** REQUIRED WORK **
Go through the material below and copy each line where the word "table" appears.

----

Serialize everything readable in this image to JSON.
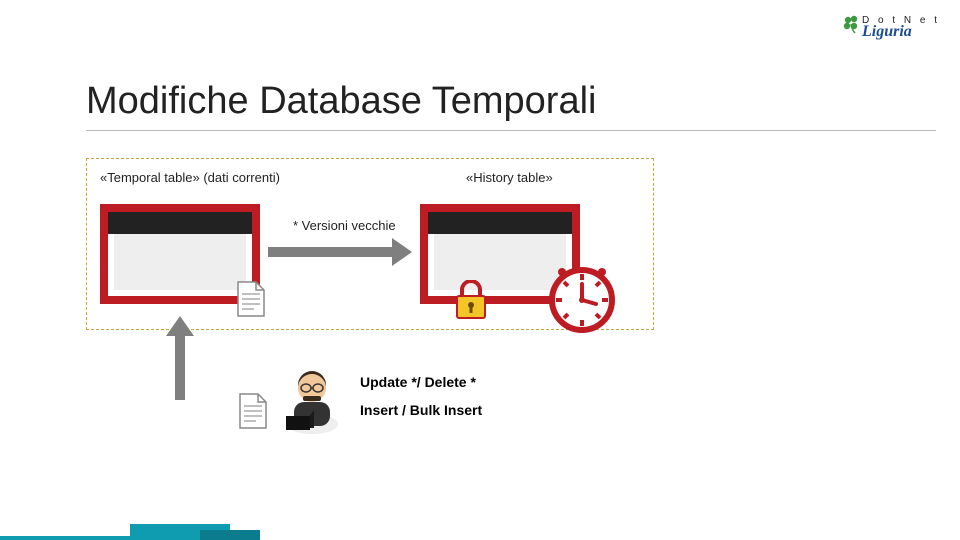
{
  "logo": {
    "line1": "D o t N e t",
    "line2": "Liguria"
  },
  "title": "Modifiche Database Temporali",
  "labels": {
    "temporal": "«Temporal table» (dati correnti)",
    "history": "«History table»",
    "versions": "* Versioni vecchie"
  },
  "ops": {
    "update_delete": "Update */ Delete *",
    "insert": "Insert / Bulk Insert"
  },
  "colors": {
    "accent_red": "#be1c23",
    "accent_gold": "#c7a63b",
    "accent_teal": "#0f9bb0",
    "lock_yellow": "#f4c527",
    "arrow_gray": "#7f7f7f"
  }
}
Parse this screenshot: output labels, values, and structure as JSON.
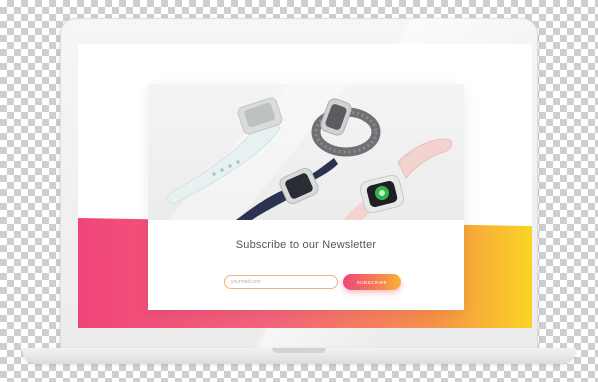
{
  "newsletter": {
    "title": "Subscribe to our Newsletter",
    "email_placeholder": "yourmail.com",
    "email_value": "",
    "subscribe_label": "SUBSCRIBE"
  },
  "colors": {
    "gradient_pink": "#f0457a",
    "gradient_orange": "#f6804f",
    "gradient_yellow": "#f9d423",
    "input_border": "#f0b27a",
    "title_text": "#555555"
  },
  "icons": {
    "watch_white": "white-smartwatch-icon",
    "watch_navy": "navy-leather-smartwatch-icon",
    "watch_grey": "grey-woven-smartwatch-icon",
    "watch_pink": "pink-sport-smartwatch-icon"
  }
}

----

** SOLVED EXERCISE **
    "temporal": "«Temporal table» (dati correnti)",
    "history": "«History table»",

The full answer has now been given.